The Commissioners said that while they were “encouraged by good work being undertaken”, they remained “concerned about the risks posed to society by the continuing existence of paramilitary structures which can be harnessed for the purposes of violence or the threat of violence.”

They also said the reaction to Brexit and the Northern Ireland protocol has led to “new complexities and increasing prominence around paramilitarism” while street disorder during 2021 had “led to speculation about the potential for a resurgence of paramilitary activity.”

They called for the goal of tackling paramilitarism to be made a “high priority” in any new Programme for Government for the Northern Executive and warned “political leadership will be key.”

The Fourth Report on progress towards ending paramilitary activity was published by the IRC on Tuesday.

The IRC was established following the Fresh Start Agreement (2015) to report on progress towards ending paramilitary activity connected with Northern Ireland, and to report on and inform the implementation of the Northern Executive’s Action Plan for Tackling Paramilitary Activity, Criminality and Organised Crime.

Its members are John McBurney and Monica McWilliams - nominated by the Northern Ireland Executive – the Irish Government’s nominee Tim O’Connor, and Mitchell Reiss, nominated by the UK government.

The Commissioners concluded that “new structures have been put in place to tackle paramilitarism, and new approaches are underway but more needs to be done, across all relevant agencies and departments, working alongside local communities.

In order to achieve “the comprehensive ending of paramilitarism”, they said, a process of Group Transition ( a process whereby paramilitary groups transition out of being paramilitaries) was required and should be added to the Twin Track approach ( which involves policing and justice responses while trying to tackle the underlying socio-economic issues) which was already being implemented.

“A comprehensive and credible pathway to ending paramilitarism is now needed and hence we recommend that a process be put in place to assess the potential for Group Transition,” they said.

The disbandment of paramilitary organisations, the authors, said, “has to involve voluntary action by the groups and therefore their co-operation, and so we believe that a dedicated, formal process of engagement with an end goal of disbandment is required.”

In the same way a “process of political engagement” leading ultimately to the Belfast Agreement was needed to bring the Troubles to an end, “a similar process is now necessary to definitively end paramilitarism.”

They acknowledged the “major sensitivities and challenges” around Group Transition but said that after nearly five years working in the IRC they could see “no means” by which the Fresh Start goal of ending paramilitarism “once and for all” could be achieved without it.

“Our call, therefore, is to the two governments, the parties and civic society to give urgent consideration to a comprehensive process of Group Transition,” the Commissioners said.

They also warned that the UK government’s proposals to introduce a statute of limitations barring Troubles-related prosecutions, civil cases and inquests would have “major ramifications for the ending of paramilitarism” and it “could have a material impact on the timing of the disbandment of the paramilitary groups.”

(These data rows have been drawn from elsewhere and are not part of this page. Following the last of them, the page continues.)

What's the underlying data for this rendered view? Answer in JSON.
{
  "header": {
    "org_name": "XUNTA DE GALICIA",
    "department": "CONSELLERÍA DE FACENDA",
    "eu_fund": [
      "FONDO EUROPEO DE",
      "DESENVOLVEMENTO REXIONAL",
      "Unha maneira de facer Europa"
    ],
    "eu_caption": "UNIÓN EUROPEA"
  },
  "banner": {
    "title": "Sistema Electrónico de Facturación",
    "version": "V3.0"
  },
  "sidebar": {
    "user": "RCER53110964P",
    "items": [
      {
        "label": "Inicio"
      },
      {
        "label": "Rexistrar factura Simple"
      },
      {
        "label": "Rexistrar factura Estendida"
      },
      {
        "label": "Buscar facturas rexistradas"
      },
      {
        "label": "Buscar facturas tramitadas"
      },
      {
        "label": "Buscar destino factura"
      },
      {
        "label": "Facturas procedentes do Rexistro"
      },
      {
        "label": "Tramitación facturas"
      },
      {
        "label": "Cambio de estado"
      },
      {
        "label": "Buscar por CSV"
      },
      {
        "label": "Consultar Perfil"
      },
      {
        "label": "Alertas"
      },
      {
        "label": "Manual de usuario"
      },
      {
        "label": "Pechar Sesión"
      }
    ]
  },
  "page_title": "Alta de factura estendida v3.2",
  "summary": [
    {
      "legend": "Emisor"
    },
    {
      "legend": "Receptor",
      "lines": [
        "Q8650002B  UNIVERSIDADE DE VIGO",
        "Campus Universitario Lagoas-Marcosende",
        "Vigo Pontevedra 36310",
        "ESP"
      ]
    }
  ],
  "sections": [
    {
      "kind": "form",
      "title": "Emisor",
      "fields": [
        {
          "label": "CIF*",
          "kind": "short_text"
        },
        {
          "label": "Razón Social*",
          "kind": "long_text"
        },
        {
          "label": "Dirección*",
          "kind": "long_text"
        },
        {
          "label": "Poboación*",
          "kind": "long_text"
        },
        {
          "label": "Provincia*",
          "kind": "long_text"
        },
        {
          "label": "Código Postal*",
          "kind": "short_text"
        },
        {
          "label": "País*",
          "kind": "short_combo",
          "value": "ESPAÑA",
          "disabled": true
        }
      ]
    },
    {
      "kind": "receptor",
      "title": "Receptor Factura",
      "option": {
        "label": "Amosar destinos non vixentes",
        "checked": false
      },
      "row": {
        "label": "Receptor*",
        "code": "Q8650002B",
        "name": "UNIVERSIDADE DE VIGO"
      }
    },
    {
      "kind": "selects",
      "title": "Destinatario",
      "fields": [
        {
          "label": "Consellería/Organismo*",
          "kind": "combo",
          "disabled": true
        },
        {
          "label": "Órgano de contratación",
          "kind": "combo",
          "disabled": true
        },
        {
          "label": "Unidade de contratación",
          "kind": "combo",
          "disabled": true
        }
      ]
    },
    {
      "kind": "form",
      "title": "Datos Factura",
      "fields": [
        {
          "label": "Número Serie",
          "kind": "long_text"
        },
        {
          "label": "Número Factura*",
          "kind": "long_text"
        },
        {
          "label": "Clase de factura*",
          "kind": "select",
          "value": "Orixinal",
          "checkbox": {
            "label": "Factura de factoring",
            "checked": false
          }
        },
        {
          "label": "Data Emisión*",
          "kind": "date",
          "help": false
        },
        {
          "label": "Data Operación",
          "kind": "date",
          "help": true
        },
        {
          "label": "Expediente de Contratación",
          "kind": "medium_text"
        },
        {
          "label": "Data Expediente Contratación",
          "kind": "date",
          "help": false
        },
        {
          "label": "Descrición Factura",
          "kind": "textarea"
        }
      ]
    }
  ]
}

The report also summarised the current situation regarding reported paramilitary activity by both loyalists and republicans and said that in general there had been “a downward trend in security-related incidents over the past ten years, with the exception of paramilitary style assaults, which have generally increased”, though it noted trends in the last two financial years may have been impacted by the Covid-19 pandemic.